* [What is being asked] No pictures, nothing altered: return the data below.

[App and web page records]
==========

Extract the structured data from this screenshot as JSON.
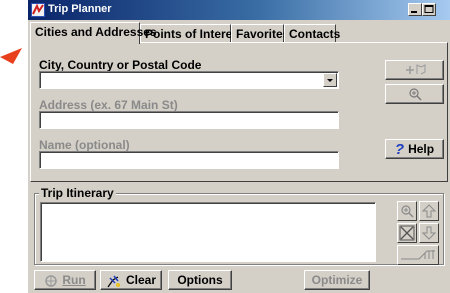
{
  "window": {
    "title": "Trip Planner"
  },
  "tabs": [
    {
      "label": "Cities and Addresses",
      "active": true
    },
    {
      "label": "Points of Interest",
      "active": false
    },
    {
      "label": "Favorites",
      "active": false
    },
    {
      "label": "Contacts",
      "active": false
    }
  ],
  "form": {
    "city_label": "City, Country or Postal Code",
    "city_value": "",
    "address_label": "Address (ex. 67 Main St)",
    "address_value": "",
    "name_label": "Name (optional)",
    "name_value": ""
  },
  "side_buttons": {
    "help_label": "Help"
  },
  "itinerary": {
    "title": "Trip Itinerary",
    "items": []
  },
  "bottom_buttons": {
    "run_label": "Run",
    "clear_label": "Clear",
    "options_label": "Options",
    "optimize_label": "Optimize"
  },
  "colors": {
    "title_bar": "#0a246a",
    "face": "#d4d0c8",
    "pointer_arrow": "#e8401c",
    "help_icon": "#1f3fbf"
  }
}
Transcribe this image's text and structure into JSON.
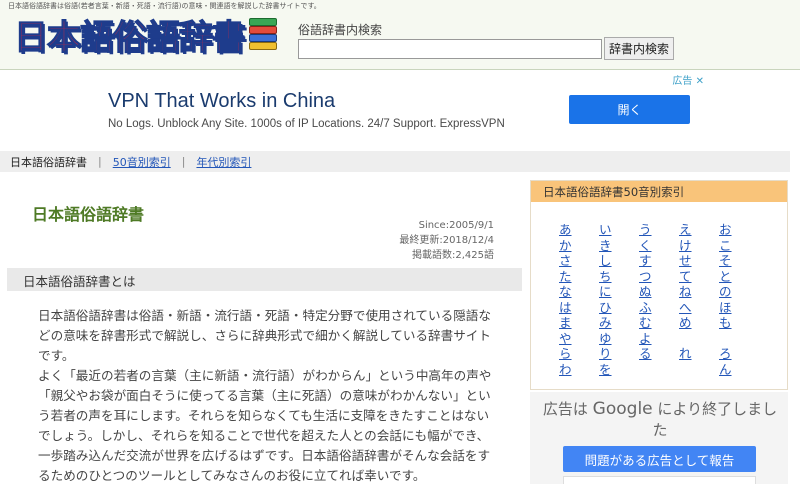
{
  "header": {
    "tagline": "日本語俗語辞書は俗語(若者言葉・新語・死語・流行語)の意味・関連語を解説した辞書サイトです。",
    "logo_text": "日本語俗語辞書",
    "search_label": "俗語辞書内検索",
    "search_value": "",
    "search_button": "辞書内検索"
  },
  "ad_top": {
    "title": "VPN That Works in China",
    "description": "No Logs. Unblock Any Site. 1000s of IP Locations. 24/7 Support. ExpressVPN",
    "button": "開く",
    "choices_label": "広告"
  },
  "nav": {
    "current": "日本語俗語辞書",
    "links": [
      "50音別索引",
      "年代別索引"
    ],
    "separator": "|"
  },
  "main": {
    "title": "日本語俗語辞書",
    "since": "Since:2005/9/1",
    "updated": "最終更新:2018/12/4",
    "count": "掲載語数:2,425語",
    "section_title": "日本語俗語辞書とは",
    "paragraphs": [
      "日本語俗語辞書は俗語・新語・流行語・死語・特定分野で使用されている隠語などの意味を辞書形式で解説し、さらに辞典形式で細かく解説している辞書サイトです。",
      "よく「最近の若者の言葉（主に新語・流行語）がわからん」という中高年の声や「親父やお袋が面白そうに使ってる言葉（主に死語）の意味がわかんない」という若者の声を耳にします。それらを知らなくても生活に支障をきたすことはないでしょう。しかし、それらを知ることで世代を超えた人との会話にも幅ができ、一歩踏み込んだ交流が世界を広げるはずです。日本語俗語辞書がそんな会話をするためのひとつのツールとしてみなさんのお役に立てれば幸いです。"
    ]
  },
  "index": {
    "title": "日本語俗語辞書50音別索引",
    "columns": [
      [
        "あ",
        "か",
        "さ",
        "た",
        "な",
        "は",
        "ま",
        "や",
        "ら",
        "わ"
      ],
      [
        "い",
        "き",
        "し",
        "ち",
        "に",
        "ひ",
        "み",
        "ゆ",
        "り",
        "を"
      ],
      [
        "う",
        "く",
        "す",
        "つ",
        "ぬ",
        "ふ",
        "む",
        "よ",
        "る"
      ],
      [
        "え",
        "け",
        "せ",
        "て",
        "ね",
        "へ",
        "め",
        "",
        "れ"
      ],
      [
        "お",
        "こ",
        "そ",
        "と",
        "の",
        "ほ",
        "も",
        "",
        "ろ",
        "ん"
      ]
    ]
  },
  "ad_end": {
    "text_prefix": "広告は",
    "brand": "Google",
    "text_suffix": "により終了しました",
    "button": "問題がある広告として報告"
  },
  "colors": {
    "logo_red": "#d7263d",
    "logo_blue": "#1e3c8c",
    "title_green": "#4e7a25",
    "link_blue": "#2356b8",
    "index_header": "#f9c47a",
    "ad_button": "#1a73e8"
  }
}
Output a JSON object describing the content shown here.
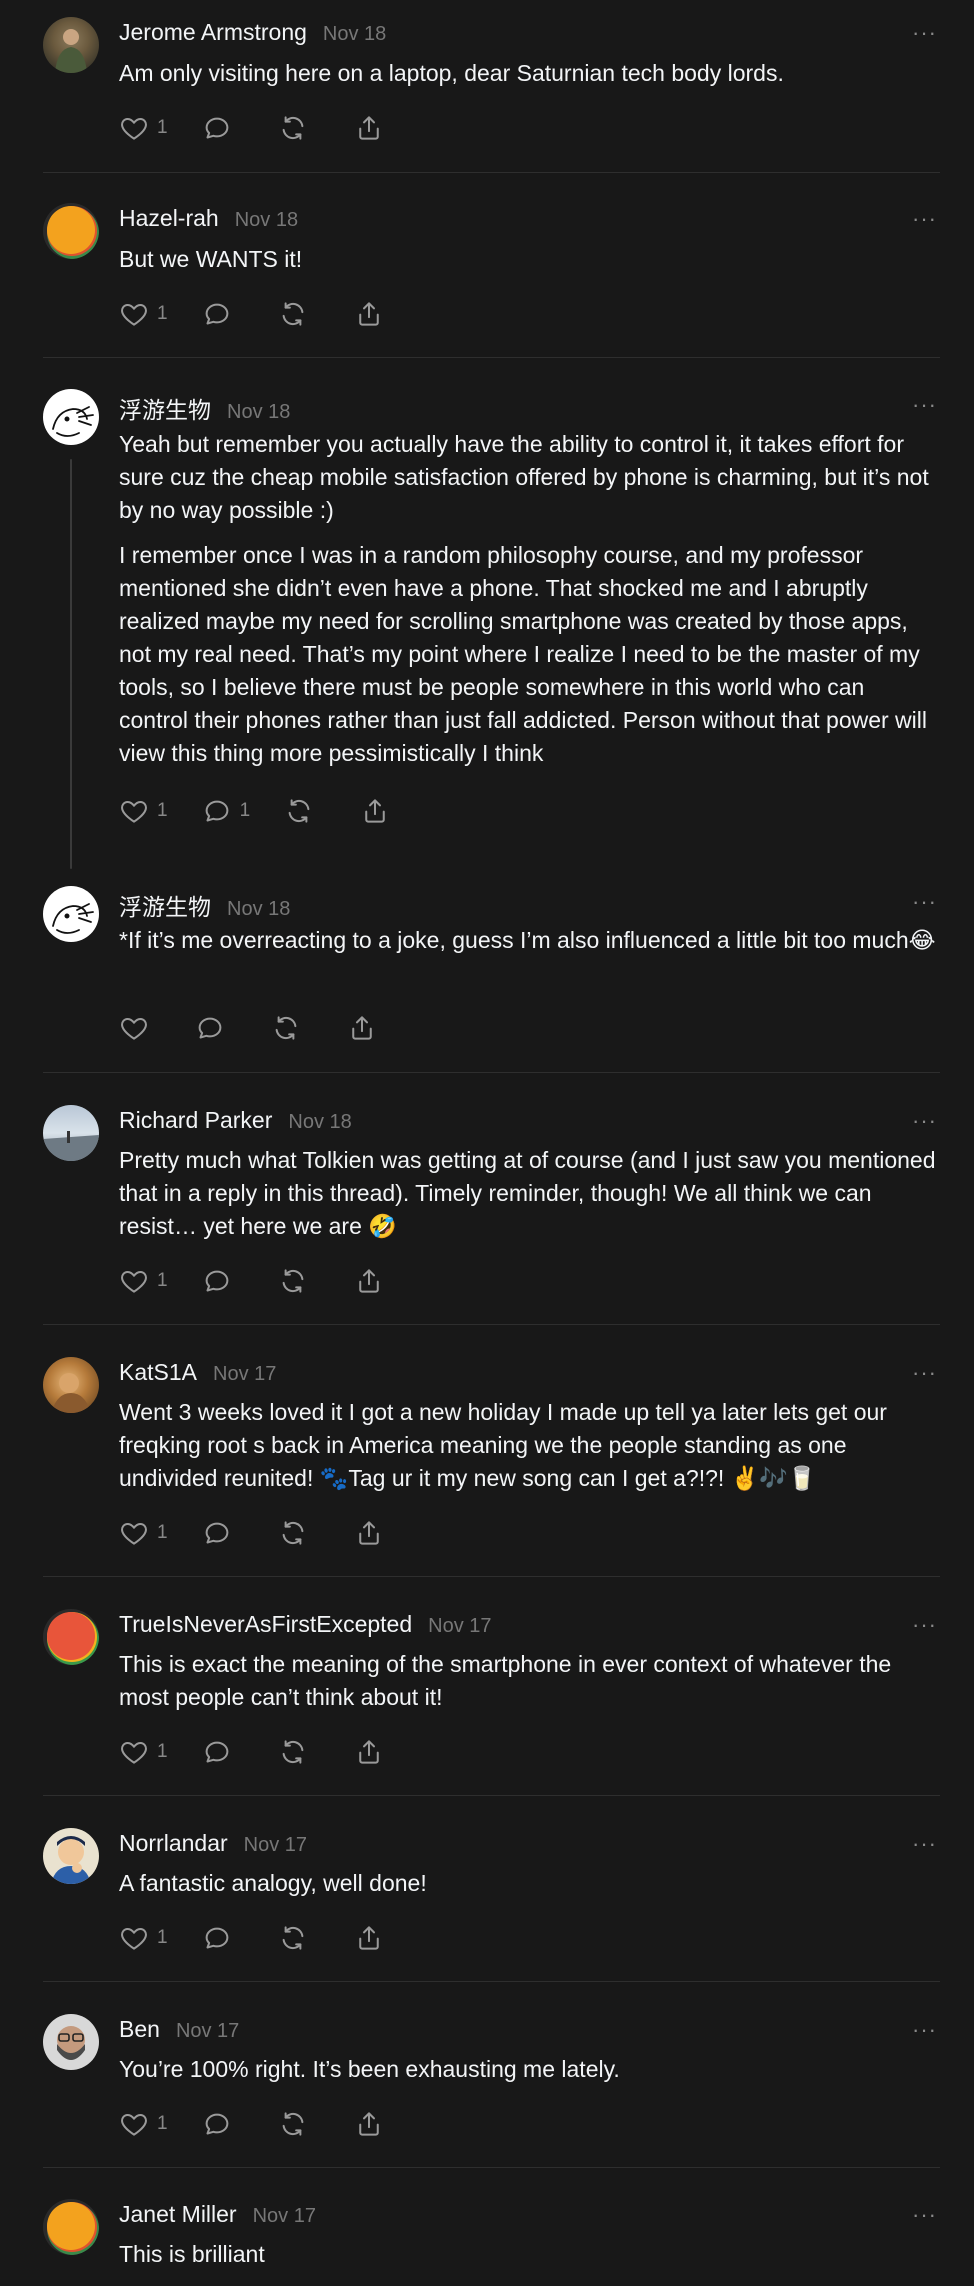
{
  "posts": [
    {
      "name": "Jerome Armstrong",
      "date": "Nov 18",
      "paragraphs": [
        "Am only visiting here on a laptop, dear Saturnian tech body lords."
      ],
      "likes": "1",
      "replies": ""
    },
    {
      "name": "Hazel-rah",
      "date": "Nov 18",
      "paragraphs": [
        "But we WANTS it!"
      ],
      "likes": "1",
      "replies": ""
    },
    {
      "name": "浮游生物",
      "date": "Nov 18",
      "paragraphs": [
        "Yeah but remember you actually have the ability to control it, it takes effort for sure cuz the cheap mobile satisfaction offered by phone is charming, but it’s not by no way possible :)",
        "I remember once I was in a random philosophy course, and my professor mentioned she didn’t even have a phone. That shocked me and I abruptly realized maybe my need for scrolling smartphone was created by those apps, not my real need. That’s my point where I realize I need to be the master of my tools, so I believe there must be people somewhere in this world who can control their phones rather than just fall addicted. Person without that power will view this thing more pessimistically I think"
      ],
      "likes": "1",
      "replies": "1"
    },
    {
      "name": "浮游生物",
      "date": "Nov 18",
      "paragraphs": [
        "*If it’s me overreacting to a joke, guess I’m also influenced a little bit too much😂"
      ],
      "likes": "",
      "replies": ""
    },
    {
      "name": "Richard Parker",
      "date": "Nov 18",
      "paragraphs": [
        "Pretty much what Tolkien was getting at of course (and I just saw you mentioned that in a reply in this thread). Timely reminder, though! We all think we can resist… yet here we are 🤣"
      ],
      "likes": "1",
      "replies": ""
    },
    {
      "name": "KatS1A",
      "date": "Nov 17",
      "paragraphs": [
        "Went 3 weeks loved it I got a new holiday I made up tell ya later lets get our freqking root s back in America meaning we the people standing as one undivided reunited! 🐾Tag ur it my new song can I get a?!?! ✌️🎶🥛"
      ],
      "likes": "1",
      "replies": ""
    },
    {
      "name": "TrueIsNeverAsFirstExcepted",
      "date": "Nov 17",
      "paragraphs": [
        "This is exact the meaning of the smartphone in ever context of whatever the most people can’t think about it!"
      ],
      "likes": "1",
      "replies": ""
    },
    {
      "name": "Norrlandar",
      "date": "Nov 17",
      "paragraphs": [
        "A fantastic analogy, well done!"
      ],
      "likes": "1",
      "replies": ""
    },
    {
      "name": "Ben",
      "date": "Nov 17",
      "paragraphs": [
        "You’re 100% right. It’s been exhausting me lately."
      ],
      "likes": "1",
      "replies": ""
    },
    {
      "name": "Janet Miller",
      "date": "Nov 17",
      "paragraphs": [
        "This is brilliant"
      ],
      "likes": "",
      "replies": ""
    }
  ],
  "icons": {
    "like": "heart-icon",
    "reply": "comment-icon",
    "repost": "repost-icon",
    "share": "share-icon",
    "more": "more-icon"
  },
  "more_glyph": "···",
  "colors": {
    "background": "#181818",
    "text": "#f3f5f7",
    "muted": "#777777",
    "divider": "#2e2e2e"
  }
}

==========

* [Task result]
Extract the structured data from this screenshot as JSON.
{
  "window": {
    "title": "Trip Planner"
  },
  "tabs": [
    {
      "label": "Cities and Addresses",
      "active": true
    },
    {
      "label": "Points of Interest",
      "active": false
    },
    {
      "label": "Favorites",
      "active": false
    },
    {
      "label": "Contacts",
      "active": false
    }
  ],
  "form": {
    "city_label": "City, Country or Postal Code",
    "city_value": "",
    "address_label": "Address (ex. 67 Main St)",
    "address_value": "",
    "name_label": "Name (optional)",
    "name_value": ""
  },
  "side_buttons": {
    "help_label": "Help"
  },
  "itinerary": {
    "title": "Trip Itinerary",
    "items": []
  },
  "bottom_buttons": {
    "run_label": "Run",
    "clear_label": "Clear",
    "options_label": "Options",
    "optimize_label": "Optimize"
  },
  "colors": {
    "title_bar": "#0a246a",
    "face": "#d4d0c8",
    "pointer_arrow": "#e8401c",
    "help_icon": "#1f3fbf"
  }
}
Transcribe this image's text and structure into JSON.
{
  "header": {
    "tagline": "日本語俗語辞書は俗語(若者言葉・新語・死語・流行語)の意味・関連語を解説した辞書サイトです。",
    "logo_text": "日本語俗語辞書",
    "search_label": "俗語辞書内検索",
    "search_value": "",
    "search_button": "辞書内検索"
  },
  "ad_top": {
    "title": "VPN That Works in China",
    "description": "No Logs. Unblock Any Site. 1000s of IP Locations. 24/7 Support. ExpressVPN",
    "button": "開く",
    "choices_label": "広告"
  },
  "nav": {
    "current": "日本語俗語辞書",
    "links": [
      "50音別索引",
      "年代別索引"
    ],
    "separator": "|"
  },
  "main": {
    "title": "日本語俗語辞書",
    "since": "Since:2005/9/1",
    "updated": "最終更新:2018/12/4",
    "count": "掲載語数:2,425語",
    "section_title": "日本語俗語辞書とは",
    "paragraphs": [
      "日本語俗語辞書は俗語・新語・流行語・死語・特定分野で使用されている隠語などの意味を辞書形式で解説し、さらに辞典形式で細かく解説している辞書サイトです。",
      "よく「最近の若者の言葉（主に新語・流行語）がわからん」という中高年の声や「親父やお袋が面白そうに使ってる言葉（主に死語）の意味がわかんない」という若者の声を耳にします。それらを知らなくても生活に支障をきたすことはないでしょう。しかし、それらを知ることで世代を超えた人との会話にも幅ができ、一歩踏み込んだ交流が世界を広げるはずです。日本語俗語辞書がそんな会話をするためのひとつのツールとしてみなさんのお役に立てれば幸いです。"
    ]
  },
  "index": {
    "title": "日本語俗語辞書50音別索引",
    "columns": [
      [
        "あ",
        "か",
        "さ",
        "た",
        "な",
        "は",
        "ま",
        "や",
        "ら",
        "わ"
      ],
      [
        "い",
        "き",
        "し",
        "ち",
        "に",
        "ひ",
        "み",
        "ゆ",
        "り",
        "を"
      ],
      [
        "う",
        "く",
        "す",
        "つ",
        "ぬ",
        "ふ",
        "む",
        "よ",
        "る"
      ],
      [
        "え",
        "け",
        "せ",
        "て",
        "ね",
        "へ",
        "め",
        "",
        "れ"
      ],
      [
        "お",
        "こ",
        "そ",
        "と",
        "の",
        "ほ",
        "も",
        "",
        "ろ",
        "ん"
      ]
    ]
  },
  "ad_end": {
    "text_prefix": "広告は",
    "brand": "Google",
    "text_suffix": "により終了しました",
    "button": "問題がある広告として報告"
  },
  "colors": {
    "logo_red": "#d7263d",
    "logo_blue": "#1e3c8c",
    "title_green": "#4e7a25",
    "link_blue": "#2356b8",
    "index_header": "#f9c47a",
    "ad_button": "#1a73e8"
  }
}
Output a JSON object describing the content shown here.
{
  "posts": [
    {
      "name": "Jerome Armstrong",
      "date": "Nov 18",
      "paragraphs": [
        "Am only visiting here on a laptop, dear Saturnian tech body lords."
      ],
      "likes": "1",
      "replies": ""
    },
    {
      "name": "Hazel-rah",
      "date": "Nov 18",
      "paragraphs": [
        "But we WANTS it!"
      ],
      "likes": "1",
      "replies": ""
    },
    {
      "name": "浮游生物",
      "date": "Nov 18",
      "paragraphs": [
        "Yeah but remember you actually have the ability to control it, it takes effort for sure cuz the cheap mobile satisfaction offered by phone is charming, but it’s not by no way possible :)",
        "I remember once I was in a random philosophy course, and my professor mentioned she didn’t even have a phone. That shocked me and I abruptly realized maybe my need for scrolling smartphone was created by those apps, not my real need. That’s my point where I realize I need to be the master of my tools, so I believe there must be people somewhere in this world who can control their phones rather than just fall addicted. Person without that power will view this thing more pessimistically I think"
      ],
      "likes": "1",
      "replies": "1"
    },
    {
      "name": "浮游生物",
      "date": "Nov 18",
      "paragraphs": [
        "*If it’s me overreacting to a joke, guess I’m also influenced a little bit too much😂"
      ],
      "likes": "",
      "replies": ""
    },
    {
      "name": "Richard Parker",
      "date": "Nov 18",
      "paragraphs": [
        "Pretty much what Tolkien was getting at of course (and I just saw you mentioned that in a reply in this thread). Timely reminder, though! We all think we can resist… yet here we are 🤣"
      ],
      "likes": "1",
      "replies": ""
    },
    {
      "name": "KatS1A",
      "date": "Nov 17",
      "paragraphs": [
        "Went 3 weeks loved it I got a new holiday I made up tell ya later lets get our freqking root s back in America meaning we the people standing as one undivided reunited! 🐾Tag ur it my new song can I get a?!?! ✌️🎶🥛"
      ],
      "likes": "1",
      "replies": ""
    },
    {
      "name": "TrueIsNeverAsFirstExcepted",
      "date": "Nov 17",
      "paragraphs": [
        "This is exact the meaning of the smartphone in ever context of whatever the most people can’t think about it!"
      ],
      "likes": "1",
      "replies": ""
    },
    {
      "name": "Norrlandar",
      "date": "Nov 17",
      "paragraphs": [
        "A fantastic analogy, well done!"
      ],
      "likes": "1",
      "replies": ""
    },
    {
      "name": "Ben",
      "date": "Nov 17",
      "paragraphs": [
        "You’re 100% right. It’s been exhausting me lately."
      ],
      "likes": "1",
      "replies": ""
    },
    {
      "name": "Janet Miller",
      "date": "Nov 17",
      "paragraphs": [
        "This is brilliant"
      ],
      "likes": "",
      "replies": ""
    }
  ],
  "icons": {
    "like": "heart-icon",
    "reply": "comment-icon",
    "repost": "repost-icon",
    "share": "share-icon",
    "more": "more-icon"
  },
  "more_glyph": "···",
  "colors": {
    "background": "#181818",
    "text": "#f3f5f7",
    "muted": "#777777",
    "divider": "#2e2e2e"
  }
}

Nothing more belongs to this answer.